Friday, January 17, 2014
My Fitness Pal - by Matty Jacobson
THE SKEWED REVIEW | TECHNOLOGY | PRODUCTS
Being sexy isn't easy. It takes a lot of discipline: eating correctly, working out, and keeping track of everything so you know you're doing it right.
It's true those things come naturally to the luckier of us. But for everyone else, we either have to be meticulous about what we put into our bodies and what activities we do to ensure our food is getting put to good use, or we simply become unhealthy, out of shape and overweight.
There are a lot of apps that serve this purpose. I've tried a few, but the one I'm most satisfied with is MyFitnessPal.
This app isn't just for people like me who are trying to trim the fat.
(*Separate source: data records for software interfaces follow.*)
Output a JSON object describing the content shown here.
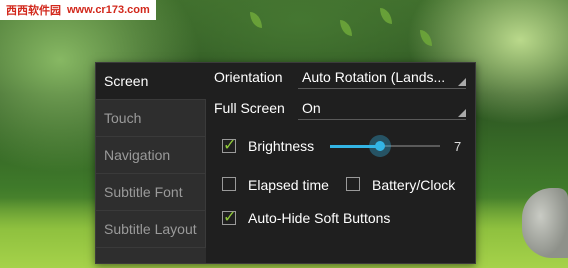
{
  "watermark": {
    "site_name": "西西软件园",
    "url": "www.cr173.com"
  },
  "sidebar": {
    "tabs": [
      {
        "label": "Screen"
      },
      {
        "label": "Touch"
      },
      {
        "label": "Navigation"
      },
      {
        "label": "Subtitle Font"
      },
      {
        "label": "Subtitle Layout"
      }
    ],
    "active_tab": "Screen"
  },
  "screen": {
    "orientation": {
      "label": "Orientation",
      "value": "Auto Rotation (Lands..."
    },
    "full_screen": {
      "label": "Full Screen",
      "value": "On"
    },
    "brightness": {
      "label": "Brightness",
      "checked": true,
      "value": "7",
      "level_fraction": 0.45
    },
    "elapsed_time": {
      "label": "Elapsed time",
      "checked": false
    },
    "battery_clock": {
      "label": "Battery/Clock",
      "checked": false
    },
    "auto_hide": {
      "label": "Auto-Hide Soft Buttons",
      "checked": true
    }
  },
  "colors": {
    "accent": "#33b5e5",
    "check": "#8fc83a",
    "dialog_bg": "#1f1f1f"
  }
}
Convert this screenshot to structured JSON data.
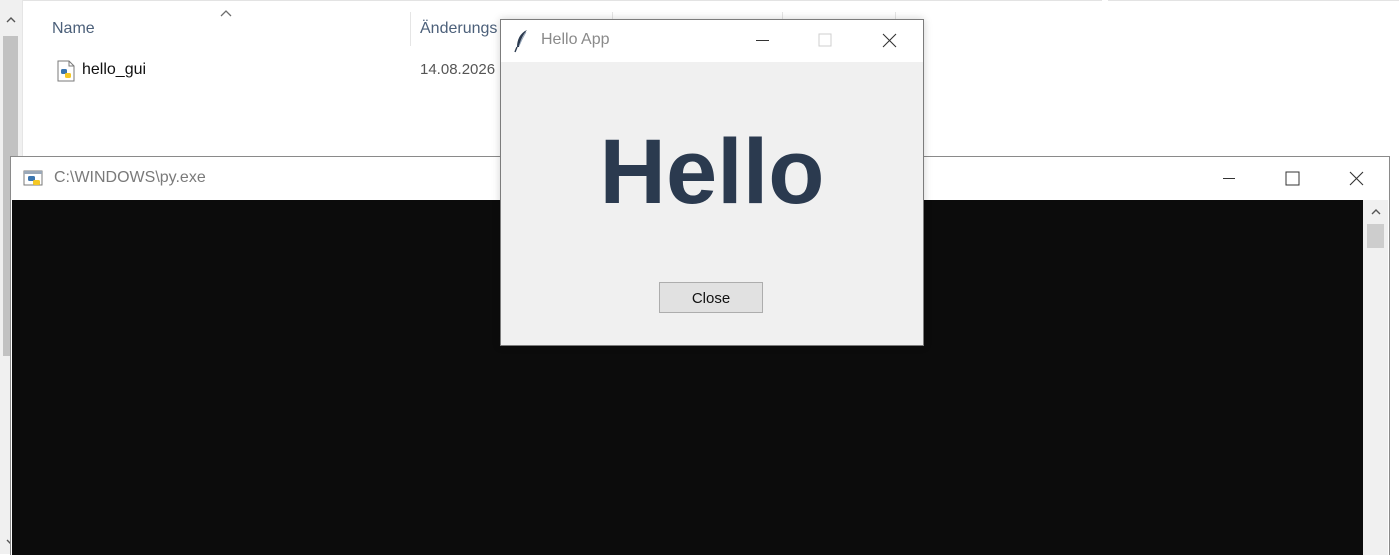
{
  "explorer": {
    "columns": {
      "name": "Name",
      "modified": "Änderungs"
    },
    "files": [
      {
        "name": "hello_gui",
        "modified": "14.08.2026"
      }
    ],
    "scroll_up_icon": "chevron-up-icon",
    "scroll_down_icon": "chevron-down-icon"
  },
  "console": {
    "title": "C:\\WINDOWS\\py.exe",
    "icon": "python-icon",
    "background": "#0c0c0c"
  },
  "hello_app": {
    "title": "Hello App",
    "icon": "feather-icon",
    "heading": "Hello",
    "heading_color": "#2b3a4f",
    "close_label": "Close"
  }
}
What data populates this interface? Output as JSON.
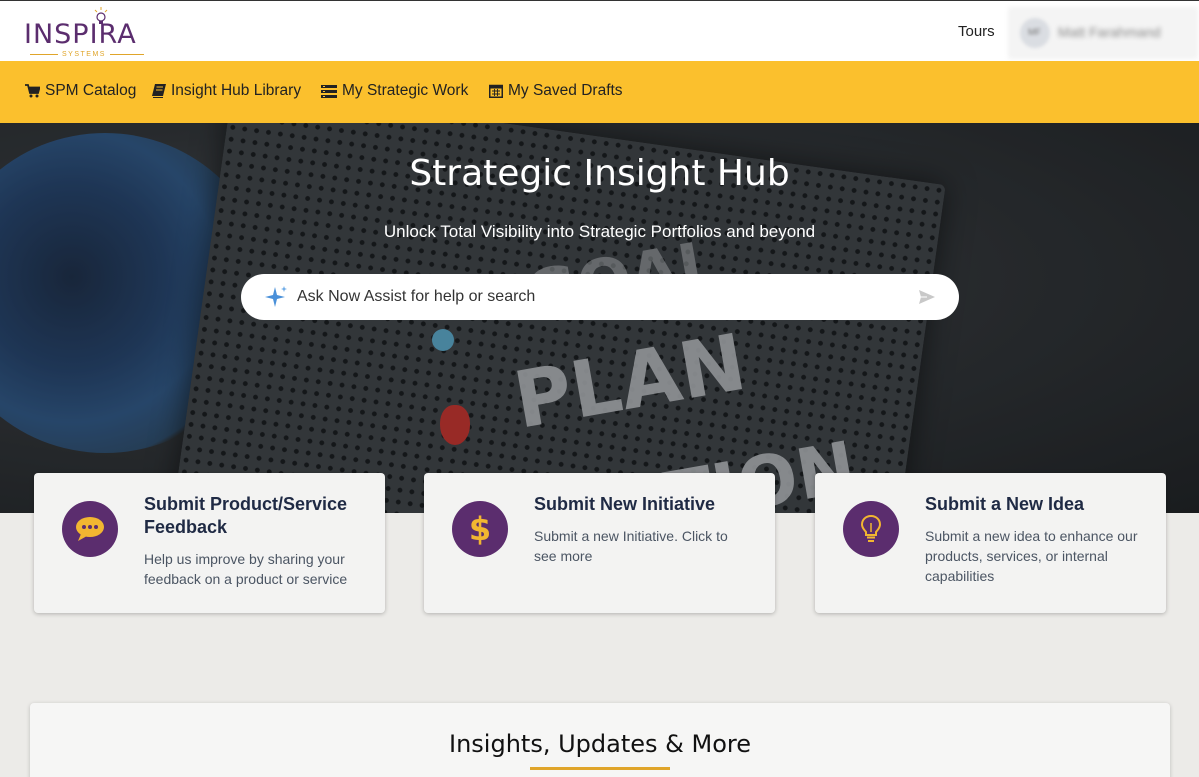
{
  "header": {
    "logo_text": "INSPIRA",
    "logo_subtext": "SYSTEMS",
    "tours_label": "Tours",
    "user": {
      "initials": "MF",
      "name": "Matt Farahmand"
    }
  },
  "nav": {
    "items": [
      {
        "label": "SPM Catalog",
        "icon": "cart-icon"
      },
      {
        "label": "Insight Hub Library",
        "icon": "book-icon"
      },
      {
        "label": "My Strategic Work",
        "icon": "list-icon"
      },
      {
        "label": "My Saved Drafts",
        "icon": "calendar-icon"
      }
    ]
  },
  "hero": {
    "title": "Strategic Insight Hub",
    "subtitle": "Unlock Total Visibility into Strategic Portfolios and beyond",
    "search": {
      "placeholder": "Ask Now Assist for help or search",
      "value": ""
    }
  },
  "cards": [
    {
      "title": "Submit Product/Service Feedback",
      "description": "Help us improve by sharing your feedback on a product or service",
      "icon": "chat-bubble-icon"
    },
    {
      "title": "Submit New Initiative",
      "description": "Submit a new Initiative. Click to see more",
      "icon": "dollar-icon"
    },
    {
      "title": "Submit a New Idea",
      "description": "Submit a new idea to enhance our products, services, or internal capabilities",
      "icon": "lightbulb-icon"
    }
  ],
  "insights": {
    "title": "Insights, Updates & More"
  },
  "colors": {
    "brand_purple": "#5b2d6e",
    "nav_yellow": "#fbc02d",
    "accent_gold": "#e0a52a",
    "card_title": "#1f2a44"
  }
}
It's also for anyone who wants to maintain a certain weight, or even gain muscle weight.
The program gets your current weight, your goal weight (if you have one) and your height. It then generates how many calories you should be consuming each day. Surprise, surprise, it's not 2,000. In fact, for me to stay at a svelte 185 (I'm 6-feet 2-inches tall, mind you), I should only be consuming 1,390 calories per day.
"But Matty!" You're screaming right now, I assume. "Swimmer Ryan Phelps! He's about your height and he consumes 12,000 calories a day!"
Well, that's because he's an athlete. And most days, I end up consuming between 3,000 and 5,000 calories because I also run. That's one of my favorite parts of the MyFitnessPal app.
At the end of your workout, you let the app know what type of activity you were doing, and how long you were active. It then adds the applicable amount of calories to your diet. So if I want to go to a movie and plan on downing an entire tub of popcorn by myself, then I need to work out for about an hour to free up the necessary 1,000 calories.
It's simple, but I had to get into the habit of adding my food to the diary after every meal. (Ideally, this app would come with some sort of computer chip you swallow that doesn't digest and reads everything you eat so you don't have to do any work -- but I'm not holding my breath for that technology.) But the food diary is really simple to use. Anything you purchase can be scanned with the app's barcode feature. Anything else will most definitely be in the diary's database.
And if you're cooking a ridiculous recipe all your own, just add the ingredients to the diary separately. The diary keeps track of what you put into it, so once you've entered it in once, you only have to scroll through your foods to add it again.
At the end of the day, MyFitnessPal tells you how much you will weight in two weeks if your eating and exercise habits remain the same.
Some days, the app tells me I'll weigh 175 pounds, and one or two times I've been told I'ld weigh more than 210 if I kept it up. But for the most part, actually utilizing the app has made me more aware of the kinds of foods I eat.
Now if only the App Store could come up with something that would track my food and activity without my having to do a thing.